- **What you need to do**: Which of the lines below contain the string "docker"? Copy each one.

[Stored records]
#####

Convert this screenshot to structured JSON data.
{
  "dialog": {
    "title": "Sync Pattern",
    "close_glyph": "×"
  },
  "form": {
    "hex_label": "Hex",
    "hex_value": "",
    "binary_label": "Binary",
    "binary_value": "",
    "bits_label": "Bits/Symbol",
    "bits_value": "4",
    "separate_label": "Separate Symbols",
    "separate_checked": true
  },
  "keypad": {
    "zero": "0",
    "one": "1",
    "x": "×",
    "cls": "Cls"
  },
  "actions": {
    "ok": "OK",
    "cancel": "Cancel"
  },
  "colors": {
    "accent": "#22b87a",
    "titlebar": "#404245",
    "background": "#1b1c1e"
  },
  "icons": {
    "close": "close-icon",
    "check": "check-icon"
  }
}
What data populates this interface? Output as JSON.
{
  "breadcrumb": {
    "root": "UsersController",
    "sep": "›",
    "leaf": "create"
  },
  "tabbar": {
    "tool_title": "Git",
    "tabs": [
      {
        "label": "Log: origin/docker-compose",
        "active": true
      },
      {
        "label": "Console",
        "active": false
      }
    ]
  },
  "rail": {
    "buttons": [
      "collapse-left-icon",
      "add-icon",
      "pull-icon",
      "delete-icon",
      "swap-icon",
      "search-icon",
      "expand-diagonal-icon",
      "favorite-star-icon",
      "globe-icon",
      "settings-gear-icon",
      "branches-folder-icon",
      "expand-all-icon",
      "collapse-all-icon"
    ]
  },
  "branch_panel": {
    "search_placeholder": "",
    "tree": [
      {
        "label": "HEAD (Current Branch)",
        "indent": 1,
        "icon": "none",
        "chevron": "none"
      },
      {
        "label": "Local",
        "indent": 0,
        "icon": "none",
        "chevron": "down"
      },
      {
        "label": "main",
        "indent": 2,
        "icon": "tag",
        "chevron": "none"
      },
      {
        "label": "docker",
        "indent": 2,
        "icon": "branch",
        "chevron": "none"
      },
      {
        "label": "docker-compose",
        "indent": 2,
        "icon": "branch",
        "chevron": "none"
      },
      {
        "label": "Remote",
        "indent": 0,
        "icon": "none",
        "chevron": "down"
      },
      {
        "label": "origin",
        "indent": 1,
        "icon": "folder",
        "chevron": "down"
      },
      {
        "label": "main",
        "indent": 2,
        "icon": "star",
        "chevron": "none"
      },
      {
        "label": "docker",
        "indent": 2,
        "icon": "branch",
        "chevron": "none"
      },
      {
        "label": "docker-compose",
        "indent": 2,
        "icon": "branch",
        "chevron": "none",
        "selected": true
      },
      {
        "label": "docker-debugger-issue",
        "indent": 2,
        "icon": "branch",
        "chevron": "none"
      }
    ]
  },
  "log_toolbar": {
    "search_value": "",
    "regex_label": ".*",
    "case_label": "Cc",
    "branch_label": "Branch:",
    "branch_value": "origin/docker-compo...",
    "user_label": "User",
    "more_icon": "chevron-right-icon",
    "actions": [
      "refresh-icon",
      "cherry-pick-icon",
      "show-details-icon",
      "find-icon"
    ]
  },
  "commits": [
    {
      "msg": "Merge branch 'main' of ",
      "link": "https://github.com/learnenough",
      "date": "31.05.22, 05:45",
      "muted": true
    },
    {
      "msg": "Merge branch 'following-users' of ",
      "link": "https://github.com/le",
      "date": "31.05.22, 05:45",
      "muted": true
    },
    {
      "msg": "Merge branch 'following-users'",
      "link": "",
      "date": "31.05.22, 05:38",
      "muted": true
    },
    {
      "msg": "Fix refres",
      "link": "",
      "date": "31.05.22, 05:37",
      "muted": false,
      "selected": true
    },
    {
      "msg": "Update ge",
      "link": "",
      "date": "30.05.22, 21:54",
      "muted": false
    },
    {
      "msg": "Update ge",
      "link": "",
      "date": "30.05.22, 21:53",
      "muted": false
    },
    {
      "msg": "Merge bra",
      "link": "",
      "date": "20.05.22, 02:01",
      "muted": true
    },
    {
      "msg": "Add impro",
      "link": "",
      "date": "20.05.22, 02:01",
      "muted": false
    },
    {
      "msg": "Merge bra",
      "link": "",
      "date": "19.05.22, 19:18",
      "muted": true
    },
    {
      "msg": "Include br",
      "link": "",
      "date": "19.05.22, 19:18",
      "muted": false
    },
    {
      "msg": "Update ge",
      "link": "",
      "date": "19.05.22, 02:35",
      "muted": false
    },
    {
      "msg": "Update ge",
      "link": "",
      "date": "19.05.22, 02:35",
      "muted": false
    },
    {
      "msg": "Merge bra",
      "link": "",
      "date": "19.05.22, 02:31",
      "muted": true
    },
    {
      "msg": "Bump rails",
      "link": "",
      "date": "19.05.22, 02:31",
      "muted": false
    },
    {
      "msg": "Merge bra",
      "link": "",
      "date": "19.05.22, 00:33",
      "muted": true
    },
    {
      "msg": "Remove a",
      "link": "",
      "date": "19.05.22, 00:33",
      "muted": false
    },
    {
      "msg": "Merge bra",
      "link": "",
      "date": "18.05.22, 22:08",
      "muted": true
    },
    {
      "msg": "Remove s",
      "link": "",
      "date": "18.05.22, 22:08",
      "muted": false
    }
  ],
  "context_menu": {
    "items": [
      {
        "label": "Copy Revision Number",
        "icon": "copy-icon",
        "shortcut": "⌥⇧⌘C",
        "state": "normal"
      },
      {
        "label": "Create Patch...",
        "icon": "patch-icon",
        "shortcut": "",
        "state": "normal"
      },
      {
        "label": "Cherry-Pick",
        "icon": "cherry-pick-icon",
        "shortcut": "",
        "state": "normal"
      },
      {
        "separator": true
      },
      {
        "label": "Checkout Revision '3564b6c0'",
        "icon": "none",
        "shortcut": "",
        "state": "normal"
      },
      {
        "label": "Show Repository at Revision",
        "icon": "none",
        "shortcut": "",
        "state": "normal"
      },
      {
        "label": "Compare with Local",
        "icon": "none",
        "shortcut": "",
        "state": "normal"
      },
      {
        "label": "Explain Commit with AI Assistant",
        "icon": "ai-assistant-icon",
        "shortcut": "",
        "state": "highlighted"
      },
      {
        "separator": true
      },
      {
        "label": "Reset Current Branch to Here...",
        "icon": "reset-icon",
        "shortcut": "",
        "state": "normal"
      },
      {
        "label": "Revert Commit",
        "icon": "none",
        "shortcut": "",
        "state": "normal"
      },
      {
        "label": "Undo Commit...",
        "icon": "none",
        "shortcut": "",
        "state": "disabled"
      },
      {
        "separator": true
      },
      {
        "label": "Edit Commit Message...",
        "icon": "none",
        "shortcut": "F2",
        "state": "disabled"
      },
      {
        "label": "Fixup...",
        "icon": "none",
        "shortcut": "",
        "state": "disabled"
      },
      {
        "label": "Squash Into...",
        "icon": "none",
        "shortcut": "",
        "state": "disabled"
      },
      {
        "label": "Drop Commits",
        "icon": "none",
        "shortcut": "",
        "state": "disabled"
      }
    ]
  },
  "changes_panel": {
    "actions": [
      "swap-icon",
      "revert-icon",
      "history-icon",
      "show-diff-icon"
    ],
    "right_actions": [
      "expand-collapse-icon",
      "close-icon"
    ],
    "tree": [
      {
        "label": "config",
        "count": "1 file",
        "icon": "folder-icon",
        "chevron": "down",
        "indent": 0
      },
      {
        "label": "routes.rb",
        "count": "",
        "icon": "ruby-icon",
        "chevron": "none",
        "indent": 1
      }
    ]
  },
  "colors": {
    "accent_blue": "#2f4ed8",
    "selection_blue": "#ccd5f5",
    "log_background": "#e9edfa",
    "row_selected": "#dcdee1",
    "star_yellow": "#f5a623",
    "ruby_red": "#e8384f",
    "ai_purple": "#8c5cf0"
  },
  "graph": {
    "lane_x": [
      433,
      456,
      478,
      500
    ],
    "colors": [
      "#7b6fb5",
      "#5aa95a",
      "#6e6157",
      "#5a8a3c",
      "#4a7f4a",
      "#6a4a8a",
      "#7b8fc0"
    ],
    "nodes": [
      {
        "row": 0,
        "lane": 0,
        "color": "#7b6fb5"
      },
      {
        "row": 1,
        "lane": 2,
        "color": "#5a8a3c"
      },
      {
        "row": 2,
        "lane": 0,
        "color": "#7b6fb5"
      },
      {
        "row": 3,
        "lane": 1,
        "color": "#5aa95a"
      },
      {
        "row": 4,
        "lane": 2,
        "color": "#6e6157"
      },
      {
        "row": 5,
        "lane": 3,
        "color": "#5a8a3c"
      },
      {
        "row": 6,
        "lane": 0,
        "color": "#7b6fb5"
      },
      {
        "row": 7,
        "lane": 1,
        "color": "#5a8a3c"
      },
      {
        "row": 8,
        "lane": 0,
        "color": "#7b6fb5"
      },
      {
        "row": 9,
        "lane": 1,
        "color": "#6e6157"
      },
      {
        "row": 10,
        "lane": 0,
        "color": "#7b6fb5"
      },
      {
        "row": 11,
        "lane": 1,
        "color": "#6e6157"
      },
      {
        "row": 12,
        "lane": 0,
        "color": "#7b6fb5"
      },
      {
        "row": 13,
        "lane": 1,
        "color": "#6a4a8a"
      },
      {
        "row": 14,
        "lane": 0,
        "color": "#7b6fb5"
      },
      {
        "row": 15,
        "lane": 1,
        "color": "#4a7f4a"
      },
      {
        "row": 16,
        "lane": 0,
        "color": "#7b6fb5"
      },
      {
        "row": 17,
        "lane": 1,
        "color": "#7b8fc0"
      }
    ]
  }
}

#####

- **Your response**:
        "label": "Log: origin/docker-compose",
        "label": "docker",
        "label": "docker-compose",
        "label": "docker",
        "label": "docker-compose",
        "label": "docker-debugger-issue",
    "branch_value": "origin/docker-compo...",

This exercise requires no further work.